▶ **Extracted records**
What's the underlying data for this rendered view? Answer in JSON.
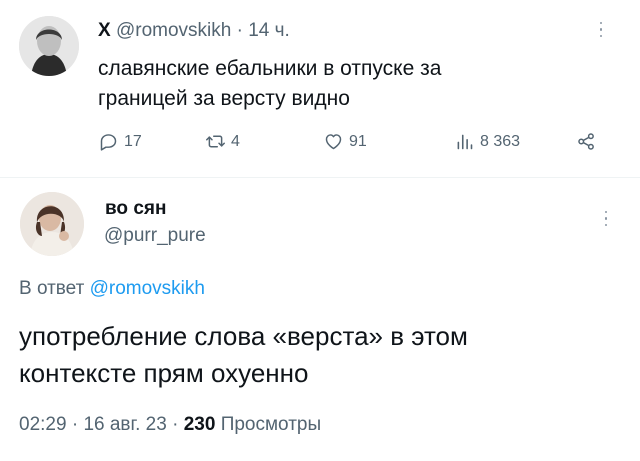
{
  "tweet1": {
    "name": "X",
    "handle": "@romovskikh",
    "separator": "·",
    "time": "14 ч.",
    "text_line1": "славянские ебальники в отпуске за",
    "text_line2": "границей за версту видно",
    "replies": "17",
    "retweets": "4",
    "likes": "91",
    "views": "8 363"
  },
  "tweet2": {
    "name": "во сян",
    "handle": "@purr_pure",
    "reply_prefix": "В ответ",
    "reply_to": "@romovskikh",
    "text_line1": "употребление слова «верста» в этом",
    "text_line2": "контексте прям охуенно",
    "time": "02:29",
    "sep1": "·",
    "date": "16 авг. 23",
    "sep2": "·",
    "views_count": "230",
    "views_label": "Просмотры"
  },
  "icons": {
    "reply": "speech-bubble-icon",
    "retweet": "retweet-arrows-icon",
    "like": "heart-icon",
    "views": "bar-chart-icon",
    "share": "share-icon",
    "more": "vertical-dots-icon"
  },
  "colors": {
    "link": "#1d9bf0",
    "muted": "#536471",
    "text": "#0f1419"
  }
}
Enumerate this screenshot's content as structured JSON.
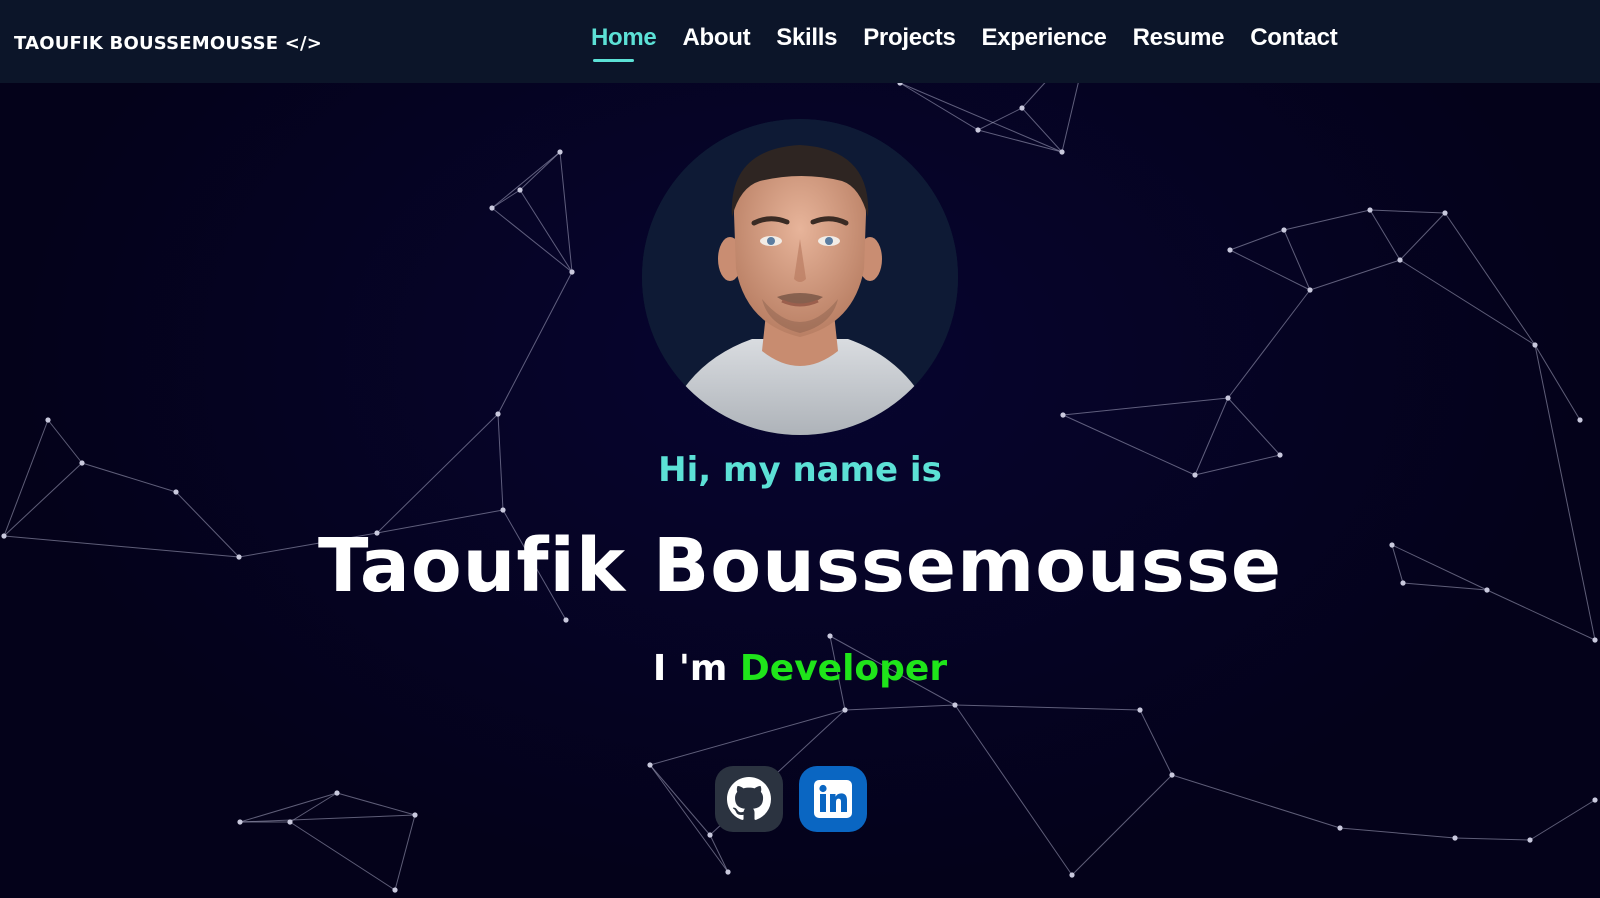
{
  "navbar": {
    "brand": "TAOUFIK BOUSSEMOUSSE </>",
    "links": [
      {
        "label": "Home",
        "active": true
      },
      {
        "label": "About"
      },
      {
        "label": "Skills"
      },
      {
        "label": "Projects"
      },
      {
        "label": "Experience"
      },
      {
        "label": "Resume"
      },
      {
        "label": "Contact"
      }
    ]
  },
  "hero": {
    "greeting": "Hi, my name is",
    "name": "Taoufik Boussemousse",
    "role_prefix": "I 'm ",
    "role_word": "Developer"
  },
  "socials": [
    {
      "icon": "github-icon"
    },
    {
      "icon": "linkedin-icon"
    }
  ],
  "colors": {
    "accent": "#5ce1d6",
    "role": "#1fe51a",
    "navbar_bg": "#0c1529",
    "page_bg": "#04021a",
    "github_btn": "#2b3340",
    "linkedin_btn": "#0a66c2"
  }
}
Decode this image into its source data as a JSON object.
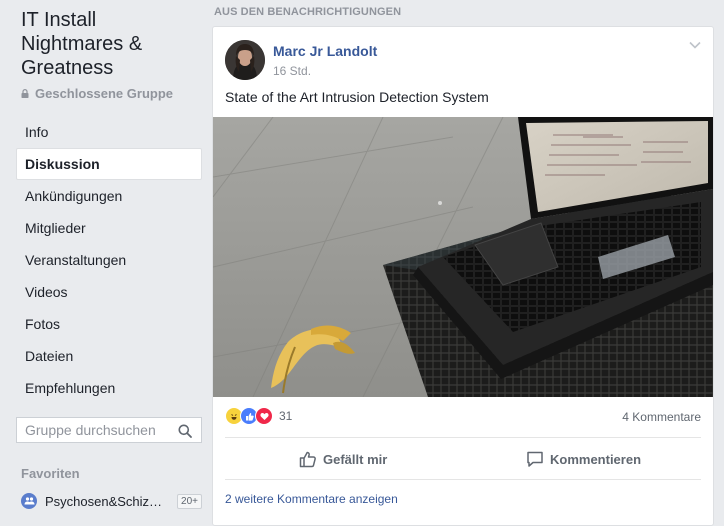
{
  "group": {
    "title": "IT Install Nightmares & Greatness",
    "type": "Geschlossene Gruppe"
  },
  "nav": {
    "items": [
      "Info",
      "Diskussion",
      "Ankündigungen",
      "Mitglieder",
      "Veranstaltungen",
      "Videos",
      "Fotos",
      "Dateien",
      "Empfehlungen"
    ],
    "active": "Diskussion"
  },
  "search": {
    "placeholder": "Gruppe durchsuchen"
  },
  "favorites": {
    "heading": "Favoriten",
    "items": [
      {
        "label": "Psychosen&Schiz…",
        "count": "20+"
      }
    ]
  },
  "feed": {
    "section_label": "AUS DEN BENACHRICHTIGUNGEN"
  },
  "post": {
    "author": "Marc Jr Landolt",
    "timestamp": "16 Std.",
    "text": "State of the Art Intrusion Detection System",
    "reactions": {
      "icons": [
        "haha-icon",
        "like-icon",
        "love-icon"
      ],
      "count": "31"
    },
    "comments_count": "4 Kommentare",
    "actions": {
      "like": "Gefällt mir",
      "comment": "Kommentieren"
    },
    "more_comments": "2 weitere Kommentare anzeigen"
  },
  "colors": {
    "brand_link": "#385898",
    "background": "#e9ebee",
    "like_blue": "#4a7dfc",
    "love_red": "#f0284a",
    "haha_yellow": "#f7d23c"
  }
}
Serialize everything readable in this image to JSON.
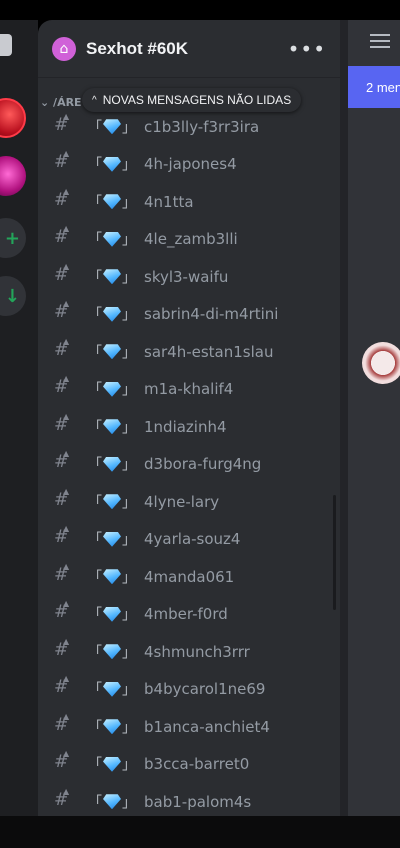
{
  "guild": {
    "name": "Sexhot #60K",
    "more_label": "•••"
  },
  "category": {
    "label": "ÁRE"
  },
  "new_messages": {
    "label": "NOVAS MENSAGENS NÃO LIDAS"
  },
  "channel_prefix": {
    "open": "「",
    "close": "」"
  },
  "channels": [
    {
      "name": "c1b3lly-f3rr3ira"
    },
    {
      "name": "4h-japones4"
    },
    {
      "name": "4n1tta"
    },
    {
      "name": "4le_zamb3lli"
    },
    {
      "name": "skyl3-waifu"
    },
    {
      "name": "sabrin4-di-m4rtini"
    },
    {
      "name": "sar4h-estan1slau"
    },
    {
      "name": "m1a-khalif4"
    },
    {
      "name": "1ndiazinh4"
    },
    {
      "name": "d3bora-furg4ng"
    },
    {
      "name": "4lyne-lary"
    },
    {
      "name": "4yarla-souz4"
    },
    {
      "name": "4manda061"
    },
    {
      "name": "4mber-f0rd"
    },
    {
      "name": "4shmunch3rrr"
    },
    {
      "name": "b4bycarol1ne69"
    },
    {
      "name": "b1anca-anchiet4"
    },
    {
      "name": "b3cca-barret0"
    },
    {
      "name": "bab1-palom4s"
    }
  ],
  "chat": {
    "unread_banner": "2 men"
  },
  "icons": {
    "guild": "home-icon",
    "menu": "hamburger-menu-icon",
    "channel": "locked-text-channel-icon",
    "gem": "gem-icon"
  },
  "colors": {
    "sidebar": "#2b2d31",
    "chat": "#313338",
    "rail": "#1e1f22",
    "accent": "#5865f2",
    "guild_icon": "#d061d8",
    "muted_text": "#949ba4"
  }
}
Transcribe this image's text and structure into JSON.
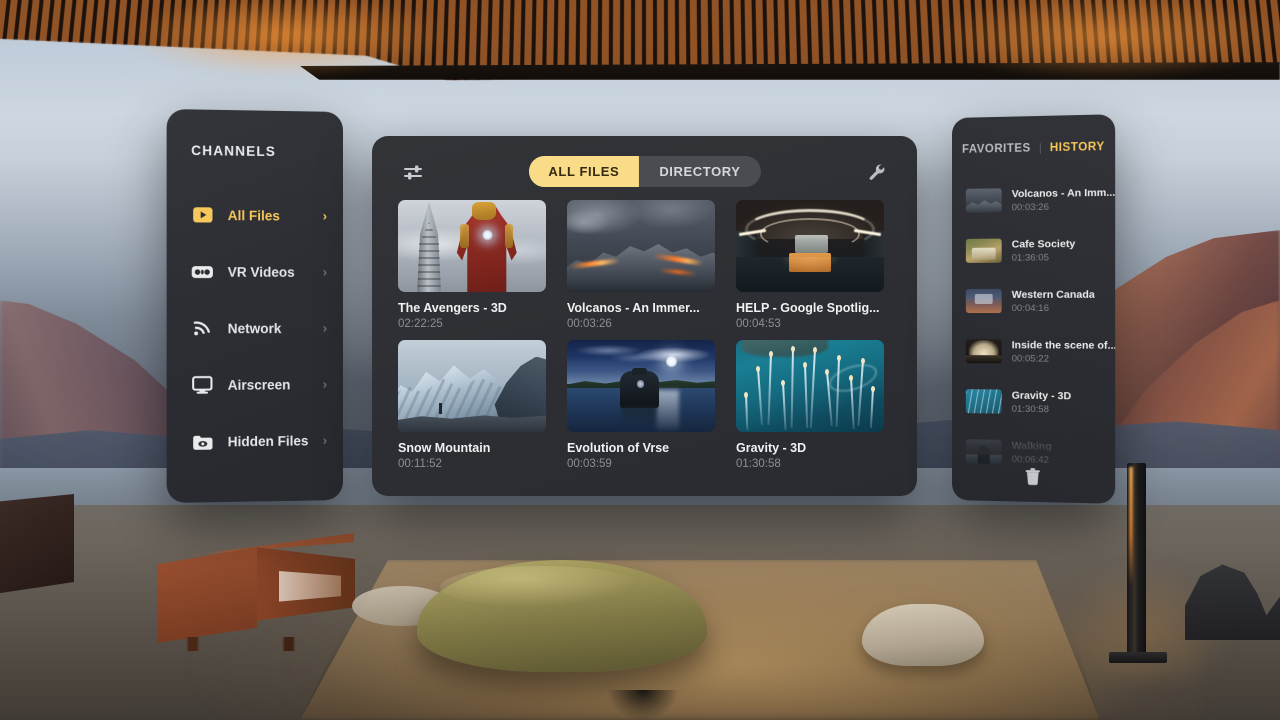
{
  "sidebar": {
    "title": "CHANNELS",
    "items": [
      {
        "label": "All Files",
        "icon": "play-box-icon",
        "active": true,
        "arrow": "›"
      },
      {
        "label": "VR Videos",
        "icon": "vr-goggles-icon",
        "active": false,
        "arrow": "›"
      },
      {
        "label": "Network",
        "icon": "wifi-icon",
        "active": false,
        "arrow": "›"
      },
      {
        "label": "Airscreen",
        "icon": "monitor-icon",
        "active": false,
        "arrow": "›"
      },
      {
        "label": "Hidden Files",
        "icon": "hidden-eye-icon",
        "active": false,
        "arrow": "›"
      }
    ]
  },
  "main": {
    "toolbar": {
      "filter_icon": "sliders-icon",
      "settings_icon": "wrench-icon",
      "tabs": [
        {
          "label": "ALL FILES",
          "active": true
        },
        {
          "label": "DIRECTORY",
          "active": false
        }
      ]
    },
    "files": [
      {
        "title": "The Avengers - 3D",
        "duration": "02:22:25",
        "art": "avengers"
      },
      {
        "title": "Volcanos - An Immer...",
        "duration": "00:03:26",
        "art": "volcano"
      },
      {
        "title": "HELP - Google Spotlig...",
        "duration": "00:04:53",
        "art": "help"
      },
      {
        "title": "Snow Mountain",
        "duration": "00:11:52",
        "art": "snow"
      },
      {
        "title": "Evolution of Vrse",
        "duration": "00:03:59",
        "art": "evolution"
      },
      {
        "title": "Gravity - 3D",
        "duration": "01:30:58",
        "art": "gravity"
      }
    ]
  },
  "right_panel": {
    "tabs": [
      {
        "label": "FAVORITES",
        "active": false
      },
      {
        "label": "HISTORY",
        "active": true
      }
    ],
    "divider": "|",
    "items": [
      {
        "title": "Volcanos - An Imm...",
        "duration": "00:03:26",
        "art": "t-volcano"
      },
      {
        "title": "Cafe Society",
        "duration": "01:36:05",
        "art": "t-cafe"
      },
      {
        "title": "Western Canada",
        "duration": "00:04:16",
        "art": "t-canada"
      },
      {
        "title": "Inside the scene of...",
        "duration": "00:05:22",
        "art": "t-dome"
      },
      {
        "title": "Gravity - 3D",
        "duration": "01:30:58",
        "art": "t-gravity"
      },
      {
        "title": "Walking",
        "duration": "00:06:42",
        "art": "t-walking"
      }
    ],
    "clear_icon": "trash-icon"
  },
  "colors": {
    "accent": "#f6c75a",
    "tab_active_bg": "#fadc88",
    "panel_bg": "#2e3035",
    "text_primary": "#f0f1f2",
    "text_secondary": "#8d8f94"
  }
}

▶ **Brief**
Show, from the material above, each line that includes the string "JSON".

▶ **Answer to this exercise**
What's the underlying data for this rendered view? Answer in JSON.
Enumerate this screenshot's content as structured JSON.
Decode this image into its source data as a JSON object.
Serialize everything readable in this image to JSON.
Transcribe this image's text and structure into JSON.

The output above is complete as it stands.